What are the best non-SQL databases

NoSQL at a glance

The rise of NoSQL databases challenges the traditional relational database model as the solution to all problems - not just in theory but in practice as well. At its core, NoSQL does not mean a fundamental rejection of SQL: NoSQL stands for "Not Only SQL" (not just SQL) than for "No SQL" (no SQL). Interestingly, the new trend takes up database models that have been forgotten in the past for a variety of reasons. The innovation takes place primarily through practical developments - often on the basis of open source software - and not in the form of database theoretical considerations. NoSQL, which I have already mentioned, is not a magic bullet for all database requirements.

The current NoSQL trend is not the first time that the relational SQL database has come under fire. In the 1990s, for example, object-oriented databases made a name for themselves. At first glance, they offered developers a way out of the laborious process of converting their data objects into rows and columns. In practice, however, the implementations of object-oriented databases were often very complex and fragile, so that disaffected developers began looking for better options again. As a result, the object-relational mapper (ORM) emerged, which did a large part of the conversion work of data objects for storage in an SQL database.

The current NoSQL databases have a few features in common: They usually do without the rigid schemas of the tables of their relational counterparts.
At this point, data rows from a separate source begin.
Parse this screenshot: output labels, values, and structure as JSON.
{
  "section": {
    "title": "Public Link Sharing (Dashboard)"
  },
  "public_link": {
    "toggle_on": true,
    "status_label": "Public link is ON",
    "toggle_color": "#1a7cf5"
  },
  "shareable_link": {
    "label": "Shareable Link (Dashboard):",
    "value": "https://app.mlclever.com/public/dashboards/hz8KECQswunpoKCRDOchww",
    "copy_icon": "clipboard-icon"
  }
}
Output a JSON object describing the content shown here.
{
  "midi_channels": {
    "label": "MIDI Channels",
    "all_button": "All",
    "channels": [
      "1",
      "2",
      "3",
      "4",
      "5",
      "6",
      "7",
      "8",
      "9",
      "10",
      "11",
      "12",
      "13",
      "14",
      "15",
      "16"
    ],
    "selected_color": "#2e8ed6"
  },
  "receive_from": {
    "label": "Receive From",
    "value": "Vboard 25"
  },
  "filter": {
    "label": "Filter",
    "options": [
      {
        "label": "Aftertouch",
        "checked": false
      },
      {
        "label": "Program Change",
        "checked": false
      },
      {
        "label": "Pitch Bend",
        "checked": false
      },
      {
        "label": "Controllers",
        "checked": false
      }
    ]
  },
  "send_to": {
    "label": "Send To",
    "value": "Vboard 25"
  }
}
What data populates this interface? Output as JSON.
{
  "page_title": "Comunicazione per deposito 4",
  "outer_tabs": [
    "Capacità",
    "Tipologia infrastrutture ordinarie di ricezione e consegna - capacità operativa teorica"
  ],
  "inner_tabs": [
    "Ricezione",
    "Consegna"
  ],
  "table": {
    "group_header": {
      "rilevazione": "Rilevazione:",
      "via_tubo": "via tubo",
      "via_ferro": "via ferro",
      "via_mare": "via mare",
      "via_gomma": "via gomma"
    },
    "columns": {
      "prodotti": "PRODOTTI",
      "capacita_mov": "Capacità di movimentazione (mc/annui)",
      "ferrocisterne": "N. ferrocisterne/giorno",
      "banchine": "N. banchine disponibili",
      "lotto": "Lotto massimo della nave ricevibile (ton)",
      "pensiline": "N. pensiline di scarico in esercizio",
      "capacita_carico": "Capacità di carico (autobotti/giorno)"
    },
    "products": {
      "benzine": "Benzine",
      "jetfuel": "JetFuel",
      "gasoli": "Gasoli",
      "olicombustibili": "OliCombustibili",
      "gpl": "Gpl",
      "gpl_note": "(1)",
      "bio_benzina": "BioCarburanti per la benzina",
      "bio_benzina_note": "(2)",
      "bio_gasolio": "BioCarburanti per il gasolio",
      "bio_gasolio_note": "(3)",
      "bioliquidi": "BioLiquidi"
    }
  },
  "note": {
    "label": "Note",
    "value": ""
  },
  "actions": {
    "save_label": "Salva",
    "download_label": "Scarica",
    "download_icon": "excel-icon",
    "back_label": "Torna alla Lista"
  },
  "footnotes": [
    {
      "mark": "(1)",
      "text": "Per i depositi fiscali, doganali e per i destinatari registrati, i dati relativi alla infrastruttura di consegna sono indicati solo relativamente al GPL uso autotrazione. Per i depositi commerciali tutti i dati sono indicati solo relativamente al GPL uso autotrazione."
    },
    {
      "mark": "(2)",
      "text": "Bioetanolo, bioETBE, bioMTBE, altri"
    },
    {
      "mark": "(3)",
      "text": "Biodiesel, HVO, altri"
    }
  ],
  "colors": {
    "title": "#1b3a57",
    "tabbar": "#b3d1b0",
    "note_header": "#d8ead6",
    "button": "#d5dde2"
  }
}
As schema-free databases, they use more flexible techniques to determine how data is stored; or you leave that completely to the applications. It is named after the use of protocols other than SQL for communication with the clients. The architecture of many NoSQL databases is designed for scalability, so that large amounts of data can be managed in a cluster of standard systems instead of being stored on a single super server.

On closer inspection, the various NoSQL versions can be divided into four main categories: document-oriented databases ("document stores"), key-value databases, column-oriented databases and graph databases.

Document-oriented databases: CouchDB

Document-oriented databases store "texts" of any length with unstructured information and enable searches based on document content. An example document would be the following:

The stored documents do not have to contain the same fields: a database query for would only find documents that contain the field "First Name" with the value "Wallace". XML databases are document-oriented databases with semi-structured data.

CouchDB is a typical representative of the document-oriented genre. The database stores documents as in the example above. Queries - so-called views - are defined in CouchDB with the help of Javascript functions. When called, they create entries in an index. Views can contain a "Reduce" function that prepares the search results as a sorted list for further filtering or evaluation.

The views themselves are stored on the server as CouchDB documents. They can be reactivated and updated at any time. By keeping the results available, the server load can be reduced.

As a distributed database system with an efficient replication mechanism between different systems, CouchDB can be easily scaled. The replication also works with systems that are not always online. Canonical's storage service Ubuntu One, for example, relies on CouchDB to synchronize data between client PCs. The BBC also uses the database as an internal data storage facility for the various web services of the English radio and television broadcaster.

More information about CouchDB can be found in the English-language CouchDB book and on the CouchDB website, which is located under the umbrella of the Apache Foundation.

Graph databases: Neo4J

One of the most resource-intensive and complicated things that can be stored in an SQL database is the relationship between different elements - for example the network of friends, followers, etc. in a social network. It may take multiple queries in an SQL database to iterate over a relationship.

Graph databases focus on representing data as nodes and relationships between nodes. Neo4J is an example of this type of database. Instead of conventional data sets, nodes are created here, which are linked to one another through the relationships that are defined between them. An example in Java code:

Two nodes are created here. A relationship OWNS - "owns" - exists between these two elements, which is defined elsewhere as a simple enum.

Information about the nodes and their relationships are saved as properties:

The first knot (Wallace) owns the second knot (Grommit) - he pays dog tax. Based on this simple model, it is easy to create graphs of relationships that can be easily traversed.

Another example of a graph database is FlockDB, a creation of the Twitter developers. It was specially created to show who is following whom on the microblogging platform.

Graph databases show their strengths in the representation of elements in which the relationships to one another are the focus. It is true that non-relational information can also be stored in a graph database, but the question quickly arises as to how useful this is.

More information on Neo4J can be found on the project's website.